The University of Michigan is spending $400,000 in a multi-week effort to move a 65-foot tall, 200-plus year old legacy burr oak tree, MLive reported. The tree is being moved because of a planned $135 million addition to Michigan's business school. The cost of the tree relocation was factored into planning for the expansion.
Out-of-pocket contributions to cover the price of college rose in 2014 after three years of decreases, according to the seventh annual installment of a study the lender Sallie Mae released today. Parents in particular are picking up more of tuition costs, and now pay for 30 percent of the total amount from their own income and savings. Higher-income parents contributed a much larger share than their less wealthy peers, the study found. Students paid for 12 percent from their own income and savings. Both parents and students are borrowing less to pay for college. Borrowed funds covered 22 percent of costs, a decline from 27 percent in the two prior years.
New data from the Delta Cost Project, for the American Institutes of Research, show how much the states withdrew support from public higher education during the decade that ended in 2011. But the end of that period, students were paying half of more of the average full instructional costs of attending public-four-year institutions, an 18 to 22 percentage point increase over the course of a decade. Those increases offset or partially offset declines in state support. Institutional subsidies (state or local appropriations or other revenues) reached a low for the decade, averaging $6,000 to $7,000 per student at public four-year institutions.
Oregon Health and Science University on Monday announced an anonymous $100 million gift. The funds will support, among other things, the hiring 20 to 30 top scientists and their teams to improve methods to identify cancer at its earliest and most curable stages.
Public universities have increased the amount of institutional funds they spend on facilities by 50 percent per square foot since 2007, as they strive not to fall too far behind on needed repairs and renovations despite declining state capital support, a new report shows. The report, The State of Facilities in Higher Education, produced by the consulting firm Sightlines, shows that while one-time capital funding from state sources had dropped to $3.32 per square foot in 2013, from $3.88 in 2008, public institutions increased their capital spending to $1.35 per square foot, from $0.89 in 2008. Sightlines draws its data on facilities growth, spending and other topics from 450 institutions in 44 states.
A pair of Congressional lawmakers, one Democrat and one Republican, introduced legislation Monday that would compel colleges (including private institutions), conferences and the National Collegiate Athletic Association itself to provide broad financial data that the federal government would publish, USA Todayreported. U.S. Reps. David Price, a North Carolina Democrat, and Thomas Petri, a Wisconsin Republican, said their bill would require colleges to make public the detailed revenue and expenditure data they provide to the NCAA (which many private institutions now refuse to provide), and would require conferences and the new College Football Playoff to similarly make their own financial data available.

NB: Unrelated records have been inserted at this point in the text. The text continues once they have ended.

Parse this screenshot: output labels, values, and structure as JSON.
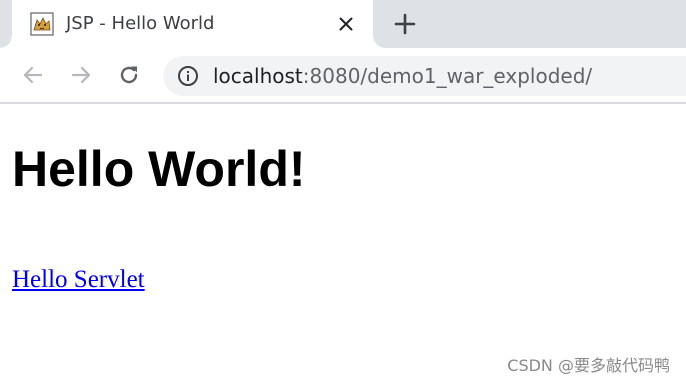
{
  "tab": {
    "title": "JSP - Hello World",
    "favicon": "tomcat-icon"
  },
  "toolbar": {
    "url_host": "localhost",
    "url_rest": ":8080/demo1_war_exploded/"
  },
  "page": {
    "heading": "Hello World!",
    "link_text": "Hello Servlet"
  },
  "watermark": {
    "text": "CSDN @要多敲代码鸭"
  },
  "colors": {
    "tabstrip_bg": "#dee1e6",
    "omnibox_bg": "#f1f3f4",
    "link": "#0000ee",
    "icon": "#5f6368"
  }
}
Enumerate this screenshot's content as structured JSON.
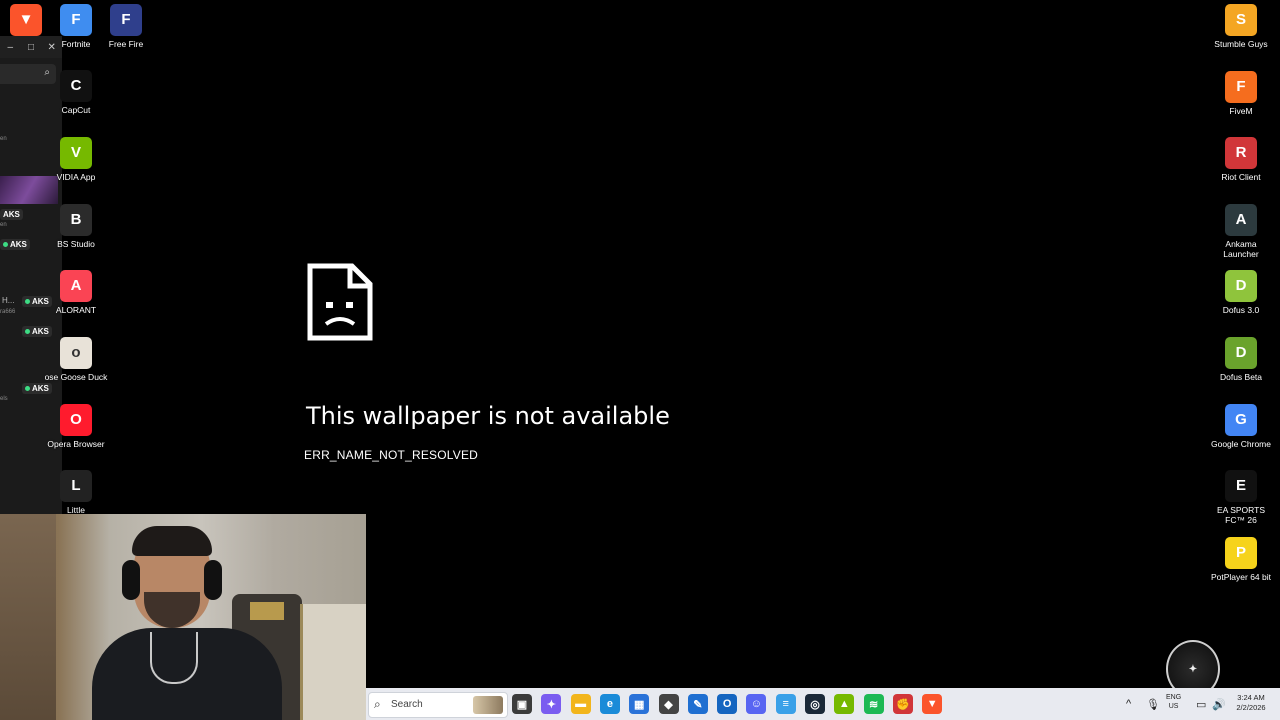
{
  "error": {
    "title": "This wallpaper is not available",
    "code": "ERR_NAME_NOT_RESOLVED"
  },
  "desktop_icons_left": [
    {
      "label": "Fortnite",
      "icon": "fortnite-icon",
      "color": "#3f8df0"
    },
    {
      "label": "Free Fire",
      "icon": "free-fire-icon",
      "color": "#2f3f8c"
    },
    {
      "label": "CapCut",
      "icon": "capcut-icon",
      "color": "#111111"
    },
    {
      "label": "VIDIA App",
      "icon": "nvidia-icon",
      "color": "#76b900"
    },
    {
      "label": "BS Studio",
      "icon": "obs-studio-icon",
      "color": "#2b2b2b"
    },
    {
      "label": "ALORANT",
      "icon": "valorant-icon",
      "color": "#fa4454"
    },
    {
      "label": "ose Goose Duck",
      "icon": "goose-goose-duck-icon",
      "color": "#e8e2d8"
    },
    {
      "label": "Opera Browser",
      "icon": "opera-icon",
      "color": "#ff1b2d"
    },
    {
      "label": "Little",
      "icon": "little-nightmares-icon",
      "color": "#222222"
    }
  ],
  "desktop_icons_right": [
    {
      "label": "Stumble Guys",
      "icon": "stumble-guys-icon",
      "color": "#f4a623"
    },
    {
      "label": "FiveM",
      "icon": "fivem-icon",
      "color": "#f56d1e"
    },
    {
      "label": "Riot Client",
      "icon": "riot-client-icon",
      "color": "#d13639"
    },
    {
      "label": "Ankama Launcher",
      "icon": "ankama-launcher-icon",
      "color": "#2c3a3e"
    },
    {
      "label": "Dofus 3.0",
      "icon": "dofus-icon",
      "color": "#8fc43c"
    },
    {
      "label": "Dofus Beta",
      "icon": "dofus-beta-icon",
      "color": "#6aa32c"
    },
    {
      "label": "Google Chrome",
      "icon": "chrome-icon",
      "color": "#4285f4"
    },
    {
      "label": "EA SPORTS FC™ 26",
      "icon": "ea-sports-fc-icon",
      "color": "#111111"
    },
    {
      "label": "PotPlayer 64 bit",
      "icon": "potplayer-icon",
      "color": "#f6d31b"
    }
  ],
  "top_left_icon": {
    "icon": "brave-icon",
    "color": "#fb542b"
  },
  "left_panel": {
    "badge": "AKS",
    "frag_h": "H...",
    "frag_user": "ra666",
    "frag_en": "en",
    "frag_els": "els"
  },
  "taskbar": {
    "search_placeholder": "Search",
    "apps": [
      {
        "icon": "task-view-icon",
        "color": "#3b3b3b",
        "glyph": "▣"
      },
      {
        "icon": "copilot-icon",
        "color": "#7a5cf0",
        "glyph": "✦"
      },
      {
        "icon": "file-explorer-icon",
        "color": "#f2b51c",
        "glyph": "▬"
      },
      {
        "icon": "edge-icon",
        "color": "#1a8bd8",
        "glyph": "e"
      },
      {
        "icon": "microsoft-store-icon",
        "color": "#2a72d8",
        "glyph": "▦"
      },
      {
        "icon": "app-cube-icon",
        "color": "#444444",
        "glyph": "◆"
      },
      {
        "icon": "visual-studio-code-icon",
        "color": "#1f6fd1",
        "glyph": "✎"
      },
      {
        "icon": "outlook-icon",
        "color": "#1565c0",
        "glyph": "O"
      },
      {
        "icon": "discord-icon",
        "color": "#5865f2",
        "glyph": "☺"
      },
      {
        "icon": "notepad-icon",
        "color": "#3aa0e8",
        "glyph": "≡"
      },
      {
        "icon": "steam-icon",
        "color": "#1b2838",
        "glyph": "◎"
      },
      {
        "icon": "nvidia-taskbar-icon",
        "color": "#76b900",
        "glyph": "▲"
      },
      {
        "icon": "spotify-icon",
        "color": "#1db954",
        "glyph": "≋"
      },
      {
        "icon": "riot-taskbar-icon",
        "color": "#d13639",
        "glyph": "✊"
      },
      {
        "icon": "brave-taskbar-icon",
        "color": "#fb542b",
        "glyph": "▼"
      }
    ],
    "lang_line1": "ENG",
    "lang_line2": "US",
    "time": "3:24 AM",
    "date": "2/2/2026"
  }
}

The usual concerns about higher ed still apply: because students and families worry about price and cost, colleges can’t much raise tuition to increase their revenue; state funding will increase, but not enough to keep up with the growth in expenses; competition for sponsored research will continue to be fierce; and demographic forces will exacerbate stress at weaker colleges, among other concerns.
Moody’s still finds reasons for hope. Among them: long-term demand for higher education remains strong, particularly interest in associate and master’s degrees; rebounds in the job and housing market augur well for the higher ed sector; and endowment returns continue to grow.
Spelman College on Wednesday announced that Beverly Daniel Tatum, president since 2002, will retire in June. The announcement came the same day the college announced that it has completed a 10-year fund-raising campaign that brought in $157.8 million. The campaign has tripled the available scholarships for Spelman students and supported significant enhancements to faculty research and facilities as well. Tatum is well-known as a scholar of race relations among young people, and she has continued to write about and speak about that issue during her presidency. Given Spelman's many roles, Tatum has also been an advocate for historically black colleges, women's colleges and liberal arts colleges. In 2012, Tatum announced that Spelman would eliminate intercollegiate athletics and instead focus on promoting wellness and fitness among its students.
Here is a Q&A interview with Tatum on the numerous racial incidents and tensions on campuses nationwide in fall 2013. And here is an essay she wrote on racial incidents after the 2008 election of President Obama.